→ **SOURCE MATERIAL**
+-------+
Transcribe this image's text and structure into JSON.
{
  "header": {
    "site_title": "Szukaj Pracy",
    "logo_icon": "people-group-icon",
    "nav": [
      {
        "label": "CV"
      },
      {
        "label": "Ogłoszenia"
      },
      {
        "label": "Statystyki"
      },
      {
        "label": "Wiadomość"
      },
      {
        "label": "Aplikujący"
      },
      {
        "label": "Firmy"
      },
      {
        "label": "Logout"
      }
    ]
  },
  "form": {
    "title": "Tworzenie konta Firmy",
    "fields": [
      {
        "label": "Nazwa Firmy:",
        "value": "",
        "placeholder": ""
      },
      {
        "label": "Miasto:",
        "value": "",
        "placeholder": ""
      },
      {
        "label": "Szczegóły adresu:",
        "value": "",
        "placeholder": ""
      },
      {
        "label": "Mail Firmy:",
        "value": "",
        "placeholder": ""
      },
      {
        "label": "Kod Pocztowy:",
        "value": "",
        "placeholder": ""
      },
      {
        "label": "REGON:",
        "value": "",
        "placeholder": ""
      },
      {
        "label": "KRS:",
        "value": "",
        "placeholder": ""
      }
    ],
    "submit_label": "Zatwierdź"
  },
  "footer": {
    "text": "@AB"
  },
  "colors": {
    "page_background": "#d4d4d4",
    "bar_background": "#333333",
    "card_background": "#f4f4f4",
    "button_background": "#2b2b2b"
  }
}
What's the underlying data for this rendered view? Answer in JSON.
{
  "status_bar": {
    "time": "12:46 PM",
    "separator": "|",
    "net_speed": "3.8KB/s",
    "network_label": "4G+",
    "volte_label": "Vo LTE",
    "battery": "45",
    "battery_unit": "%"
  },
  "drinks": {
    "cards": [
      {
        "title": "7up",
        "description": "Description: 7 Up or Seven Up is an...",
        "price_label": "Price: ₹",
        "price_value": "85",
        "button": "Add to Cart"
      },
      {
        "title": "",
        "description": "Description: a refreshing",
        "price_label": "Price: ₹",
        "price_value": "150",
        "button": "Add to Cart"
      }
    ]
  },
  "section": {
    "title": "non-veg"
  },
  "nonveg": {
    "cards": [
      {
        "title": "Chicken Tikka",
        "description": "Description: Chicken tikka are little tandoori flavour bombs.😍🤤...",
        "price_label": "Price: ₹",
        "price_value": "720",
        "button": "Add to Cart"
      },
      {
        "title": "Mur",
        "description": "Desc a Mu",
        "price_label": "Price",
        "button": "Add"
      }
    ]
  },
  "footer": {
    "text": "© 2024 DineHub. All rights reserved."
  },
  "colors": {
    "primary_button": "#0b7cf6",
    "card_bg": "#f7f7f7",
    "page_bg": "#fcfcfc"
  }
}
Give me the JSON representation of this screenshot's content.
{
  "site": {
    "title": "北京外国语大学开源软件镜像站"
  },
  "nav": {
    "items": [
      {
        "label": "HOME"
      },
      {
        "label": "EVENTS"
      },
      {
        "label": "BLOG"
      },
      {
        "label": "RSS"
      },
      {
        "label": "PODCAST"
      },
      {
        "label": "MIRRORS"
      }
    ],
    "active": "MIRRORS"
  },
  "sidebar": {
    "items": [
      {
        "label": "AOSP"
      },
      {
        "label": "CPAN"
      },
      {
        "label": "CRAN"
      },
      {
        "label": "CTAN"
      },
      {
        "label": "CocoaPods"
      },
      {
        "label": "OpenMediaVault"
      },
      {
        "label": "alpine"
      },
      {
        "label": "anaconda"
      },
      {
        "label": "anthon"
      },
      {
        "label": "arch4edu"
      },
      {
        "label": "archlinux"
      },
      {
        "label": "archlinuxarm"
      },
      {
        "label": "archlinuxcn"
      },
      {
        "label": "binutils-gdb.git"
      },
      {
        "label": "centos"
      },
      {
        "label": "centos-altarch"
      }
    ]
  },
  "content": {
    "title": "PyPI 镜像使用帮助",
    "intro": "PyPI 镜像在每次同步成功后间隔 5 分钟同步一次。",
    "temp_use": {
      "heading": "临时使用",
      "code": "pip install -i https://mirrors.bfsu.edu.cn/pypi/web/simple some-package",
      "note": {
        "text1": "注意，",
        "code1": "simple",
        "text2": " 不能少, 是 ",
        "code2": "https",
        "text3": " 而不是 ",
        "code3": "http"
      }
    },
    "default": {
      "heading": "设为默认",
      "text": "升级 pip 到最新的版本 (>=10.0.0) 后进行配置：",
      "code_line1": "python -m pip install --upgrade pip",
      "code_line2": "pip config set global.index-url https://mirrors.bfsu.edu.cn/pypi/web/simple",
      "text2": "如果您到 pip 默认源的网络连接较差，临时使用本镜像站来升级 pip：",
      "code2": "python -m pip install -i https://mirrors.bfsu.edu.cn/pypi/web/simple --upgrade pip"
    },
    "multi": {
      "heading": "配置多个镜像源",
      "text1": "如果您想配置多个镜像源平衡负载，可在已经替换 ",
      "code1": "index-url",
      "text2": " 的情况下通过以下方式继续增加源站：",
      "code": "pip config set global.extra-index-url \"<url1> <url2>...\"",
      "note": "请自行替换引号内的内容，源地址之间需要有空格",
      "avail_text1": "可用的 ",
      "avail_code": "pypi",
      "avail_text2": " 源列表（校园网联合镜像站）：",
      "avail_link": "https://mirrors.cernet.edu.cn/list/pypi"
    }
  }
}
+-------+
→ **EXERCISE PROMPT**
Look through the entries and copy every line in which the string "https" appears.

→ **SOLUTION TO THIS EXERCISE**
      "code": "pip install -i https://mirrors.bfsu.edu.cn/pypi/web/simple some-package",
        "code2": "https",
      "code_line2": "pip config set global.index-url https://mirrors.bfsu.edu.cn/pypi/web/simple",
      "code2": "python -m pip install -i https://mirrors.bfsu.edu.cn/pypi/web/simple --upgrade pip"
      "avail_link": "https://mirrors.cernet.edu.cn/list/pypi"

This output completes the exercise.